* Assignment:
Look through the data below for the string "pipeOpp", and copy every line where it turns up.

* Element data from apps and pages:
++++++++
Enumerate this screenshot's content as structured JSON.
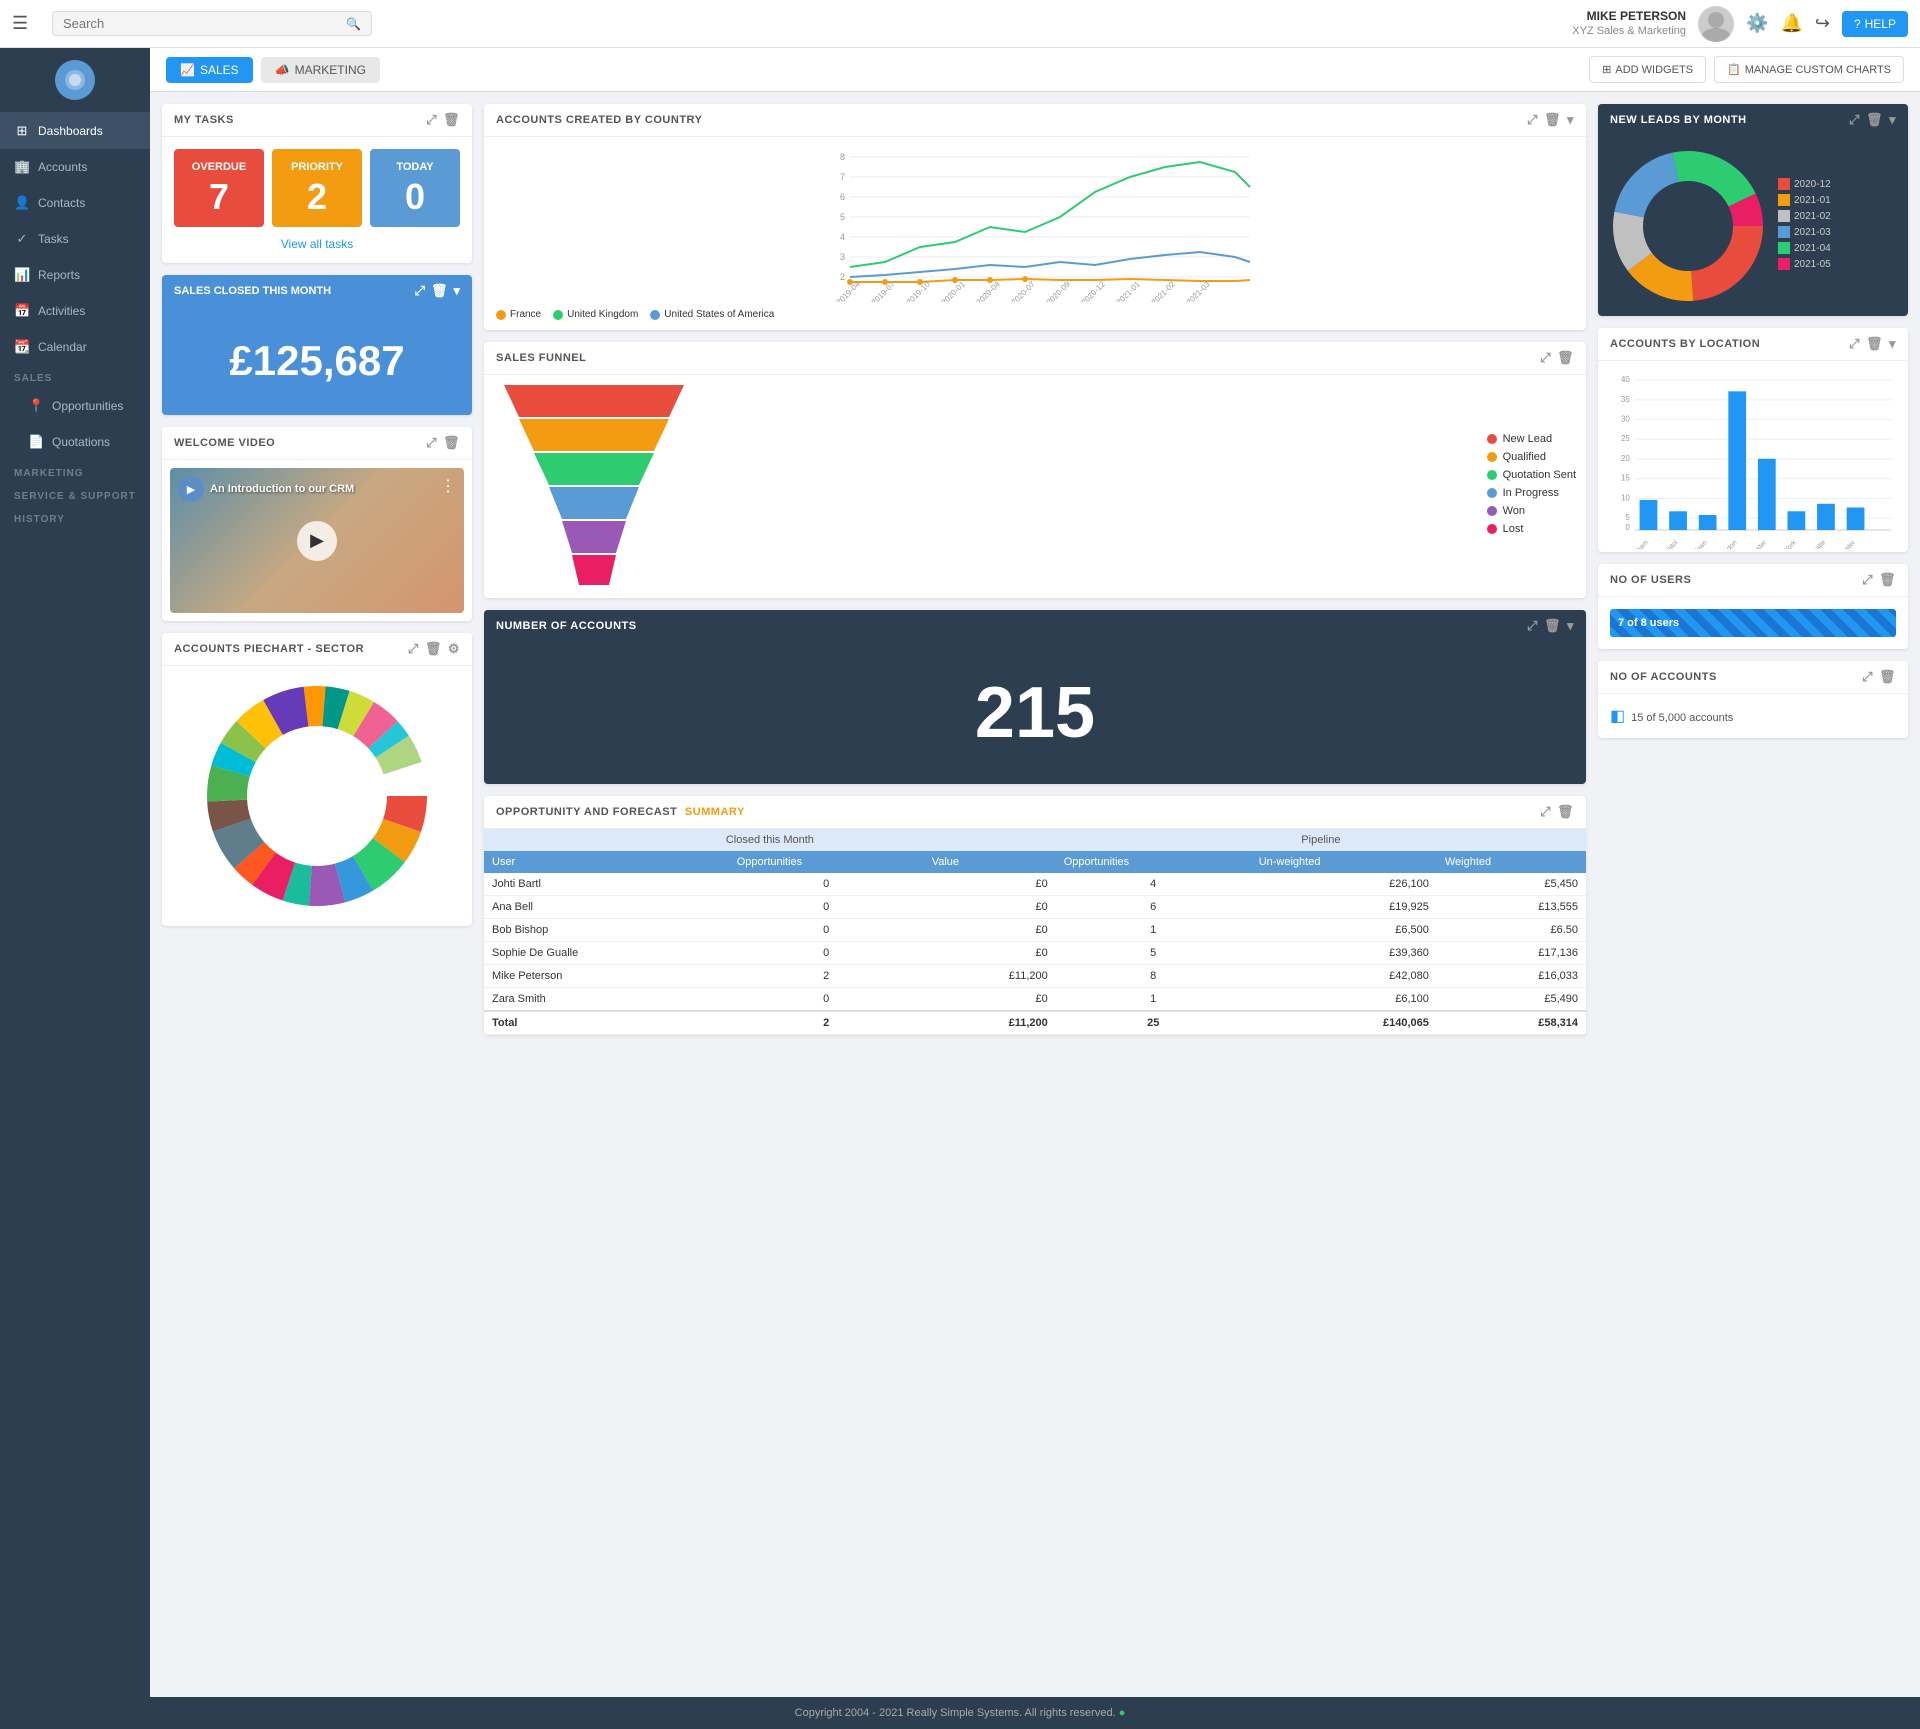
{
  "topNav": {
    "hamburger": "☰",
    "search": {
      "placeholder": "Search"
    },
    "user": {
      "name": "MIKE PETERSON",
      "company": "XYZ Sales & Marketing"
    },
    "helpLabel": "HELP"
  },
  "sidebar": {
    "logo": "◉",
    "items": [
      {
        "id": "dashboards",
        "label": "Dashboards",
        "icon": "⊞",
        "active": true
      },
      {
        "id": "accounts",
        "label": "Accounts",
        "icon": "🏢"
      },
      {
        "id": "contacts",
        "label": "Contacts",
        "icon": "👤"
      },
      {
        "id": "tasks",
        "label": "Tasks",
        "icon": "✓"
      },
      {
        "id": "reports",
        "label": "Reports",
        "icon": "📊"
      },
      {
        "id": "activities",
        "label": "Activities",
        "icon": "📅"
      },
      {
        "id": "calendar",
        "label": "Calendar",
        "icon": "📆"
      }
    ],
    "sections": [
      {
        "id": "sales",
        "label": "SALES",
        "items": [
          {
            "id": "opportunities",
            "label": "Opportunities",
            "icon": "📍"
          },
          {
            "id": "quotations",
            "label": "Quotations",
            "icon": "📄"
          }
        ]
      },
      {
        "id": "marketing",
        "label": "MARKETING",
        "items": []
      },
      {
        "id": "service",
        "label": "SERVICE & SUPPORT",
        "items": []
      },
      {
        "id": "history",
        "label": "HISTORY",
        "items": []
      }
    ]
  },
  "toolbar": {
    "salesTab": "SALES",
    "marketingTab": "MARKETING",
    "addWidgets": "ADD WIDGETS",
    "manageCharts": "MANAGE CUSTOM CHARTS"
  },
  "myTasks": {
    "title": "MY TASKS",
    "overdue": {
      "label": "OVERDUE",
      "value": 7
    },
    "priority": {
      "label": "PRIORITY",
      "value": 2
    },
    "today": {
      "label": "TODAY",
      "value": 0
    },
    "viewAll": "View all tasks"
  },
  "salesClosed": {
    "title": "SALES CLOSED THIS MONTH",
    "amount": "£125,687"
  },
  "accountsByCountry": {
    "title": "ACCOUNTS CREATED BY COUNTRY",
    "legend": [
      {
        "label": "France",
        "color": "#f39c12"
      },
      {
        "label": "United Kingdom",
        "color": "#2ecc71"
      },
      {
        "label": "United States of America",
        "color": "#5b9bd5"
      }
    ]
  },
  "salesFunnel": {
    "title": "SALES FUNNEL",
    "legend": [
      {
        "label": "New Lead",
        "color": "#e74c3c"
      },
      {
        "label": "Qualified",
        "color": "#f39c12"
      },
      {
        "label": "Quotation Sent",
        "color": "#2ecc71"
      },
      {
        "label": "In Progress",
        "color": "#5b9bd5"
      },
      {
        "label": "Won",
        "color": "#8e44ad"
      },
      {
        "label": "Lost",
        "color": "#e91e8c"
      }
    ]
  },
  "numberOfAccounts": {
    "title": "NUMBER OF ACCOUNTS",
    "value": "215"
  },
  "newLeads": {
    "title": "NEW LEADS BY MONTH",
    "legend": [
      {
        "label": "2020-12",
        "color": "#e74c3c"
      },
      {
        "label": "2021-01",
        "color": "#f39c12"
      },
      {
        "label": "2021-02",
        "color": "#e8e8e8"
      },
      {
        "label": "2021-03",
        "color": "#5b9bd5"
      },
      {
        "label": "2021-04",
        "color": "#2ecc71"
      },
      {
        "label": "2021-05",
        "color": "#e91e8c"
      }
    ]
  },
  "accountsByLocation": {
    "title": "ACCOUNTS BY LOCATION",
    "bars": [
      {
        "label": "Birmingham",
        "value": 8
      },
      {
        "label": "Bristol",
        "value": 5
      },
      {
        "label": "Cape Town",
        "value": 4
      },
      {
        "label": "London",
        "value": 37
      },
      {
        "label": "Manchester",
        "value": 19
      },
      {
        "label": "New York",
        "value": 5
      },
      {
        "label": "Newcastle",
        "value": 7
      },
      {
        "label": "Winchester",
        "value": 6
      }
    ],
    "maxValue": 40,
    "color": "#2196f3"
  },
  "noOfUsers": {
    "title": "NO OF USERS",
    "barText": "7 of 8 users",
    "barWidth": "87.5%"
  },
  "noOfAccounts": {
    "title": "NO OF ACCOUNTS",
    "text": "15 of 5,000 accounts",
    "progressWidth": "0.3%"
  },
  "welcomeVideo": {
    "title": "WELCOME VIDEO",
    "overlayText": "An Introduction to our CRM"
  },
  "accountsPiechart": {
    "title": "ACCOUNTS PIECHART - SECTOR"
  },
  "oppForecast": {
    "title": "OPPORTUNITY AND FORECAST",
    "titleAccent": "SUMMARY",
    "columns": {
      "closedThisMonth": "Closed this Month",
      "pipeline": "Pipeline",
      "user": "User",
      "opportunities": "Opportunities",
      "value": "Value",
      "unweighted": "Un-weighted",
      "weighted": "Weighted"
    },
    "rows": [
      {
        "user": "Johti Bartl",
        "closedOpp": 0,
        "closedVal": "£0",
        "pipeOpp": 4,
        "unweighted": "£26,100",
        "weighted": "£5,450"
      },
      {
        "user": "Ana Bell",
        "closedOpp": 0,
        "closedVal": "£0",
        "pipeOpp": 6,
        "unweighted": "£19,925",
        "weighted": "£13,555"
      },
      {
        "user": "Bob Bishop",
        "closedOpp": 0,
        "closedVal": "£0",
        "pipeOpp": 1,
        "unweighted": "£6,500",
        "weighted": "£6.50"
      },
      {
        "user": "Sophie De Gualle",
        "closedOpp": 0,
        "closedVal": "£0",
        "pipeOpp": 5,
        "unweighted": "£39,360",
        "weighted": "£17,136"
      },
      {
        "user": "Mike Peterson",
        "closedOpp": 2,
        "closedVal": "£11,200",
        "pipeOpp": 8,
        "unweighted": "£42,080",
        "weighted": "£16,033"
      },
      {
        "user": "Zara Smith",
        "closedOpp": 0,
        "closedVal": "£0",
        "pipeOpp": 1,
        "unweighted": "£6,100",
        "weighted": "£5,490"
      }
    ],
    "total": {
      "label": "Total",
      "closedOpp": 2,
      "closedVal": "£11,200",
      "pipeOpp": 25,
      "unweighted": "£140,065",
      "weighted": "£58,314"
    }
  },
  "footer": {
    "text": "Copyright 2004 - 2021 Really Simple Systems. All rights reserved.",
    "dot": "●"
  }
}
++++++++
* Your solution:
        "pipeOpp": 4,
        "pipeOpp": 6,
        "pipeOpp": 1,
        "pipeOpp": 5,
        "pipeOpp": 8,
        "pipeOpp": 1,
      "pipeOpp": 25,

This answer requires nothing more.